---- Record extracts

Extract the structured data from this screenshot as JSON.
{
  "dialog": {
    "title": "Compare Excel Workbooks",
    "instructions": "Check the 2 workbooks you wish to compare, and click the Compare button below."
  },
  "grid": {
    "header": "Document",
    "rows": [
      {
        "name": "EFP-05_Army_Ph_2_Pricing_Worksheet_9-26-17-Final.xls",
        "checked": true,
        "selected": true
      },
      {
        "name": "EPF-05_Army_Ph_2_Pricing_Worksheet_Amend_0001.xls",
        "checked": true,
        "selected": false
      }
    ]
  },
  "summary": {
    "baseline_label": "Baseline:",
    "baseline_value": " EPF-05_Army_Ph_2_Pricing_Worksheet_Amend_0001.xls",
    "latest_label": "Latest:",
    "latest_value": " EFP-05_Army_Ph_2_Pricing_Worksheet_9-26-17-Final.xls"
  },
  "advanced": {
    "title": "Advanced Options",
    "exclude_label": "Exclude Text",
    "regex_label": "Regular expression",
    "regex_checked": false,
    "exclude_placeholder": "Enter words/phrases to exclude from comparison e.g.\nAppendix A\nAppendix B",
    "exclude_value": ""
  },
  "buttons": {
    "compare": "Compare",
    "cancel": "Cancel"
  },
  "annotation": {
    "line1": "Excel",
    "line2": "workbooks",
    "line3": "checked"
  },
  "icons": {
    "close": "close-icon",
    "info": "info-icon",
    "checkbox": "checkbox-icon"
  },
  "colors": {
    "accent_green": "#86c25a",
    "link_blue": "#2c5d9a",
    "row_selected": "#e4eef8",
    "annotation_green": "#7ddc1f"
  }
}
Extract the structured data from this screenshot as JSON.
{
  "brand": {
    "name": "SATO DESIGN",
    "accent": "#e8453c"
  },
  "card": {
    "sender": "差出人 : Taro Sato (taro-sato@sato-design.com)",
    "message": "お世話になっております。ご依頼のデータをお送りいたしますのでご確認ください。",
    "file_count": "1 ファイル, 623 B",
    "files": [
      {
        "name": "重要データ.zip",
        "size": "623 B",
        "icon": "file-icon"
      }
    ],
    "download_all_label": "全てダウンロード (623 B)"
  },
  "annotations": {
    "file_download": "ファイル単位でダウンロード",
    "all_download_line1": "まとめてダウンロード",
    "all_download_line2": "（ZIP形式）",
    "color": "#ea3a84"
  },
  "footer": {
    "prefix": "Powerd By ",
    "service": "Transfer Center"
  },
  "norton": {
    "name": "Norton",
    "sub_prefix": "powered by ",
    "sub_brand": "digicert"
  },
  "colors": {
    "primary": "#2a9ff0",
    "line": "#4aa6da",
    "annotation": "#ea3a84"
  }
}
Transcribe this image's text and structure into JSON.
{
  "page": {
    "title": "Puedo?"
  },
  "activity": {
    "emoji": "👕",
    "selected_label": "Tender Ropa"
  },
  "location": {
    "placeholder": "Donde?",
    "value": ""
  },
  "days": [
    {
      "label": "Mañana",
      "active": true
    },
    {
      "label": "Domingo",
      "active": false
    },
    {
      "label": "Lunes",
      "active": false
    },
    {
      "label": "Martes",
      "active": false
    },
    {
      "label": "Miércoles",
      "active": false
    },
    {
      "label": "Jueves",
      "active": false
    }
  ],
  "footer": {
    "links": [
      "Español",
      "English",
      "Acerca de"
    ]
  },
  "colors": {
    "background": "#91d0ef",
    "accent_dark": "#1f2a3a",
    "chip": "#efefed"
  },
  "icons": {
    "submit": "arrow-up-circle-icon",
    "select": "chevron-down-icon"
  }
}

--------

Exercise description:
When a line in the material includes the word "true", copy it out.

Output of the task:
        "checked": true,
        "selected": true
        "checked": true,
      "active": true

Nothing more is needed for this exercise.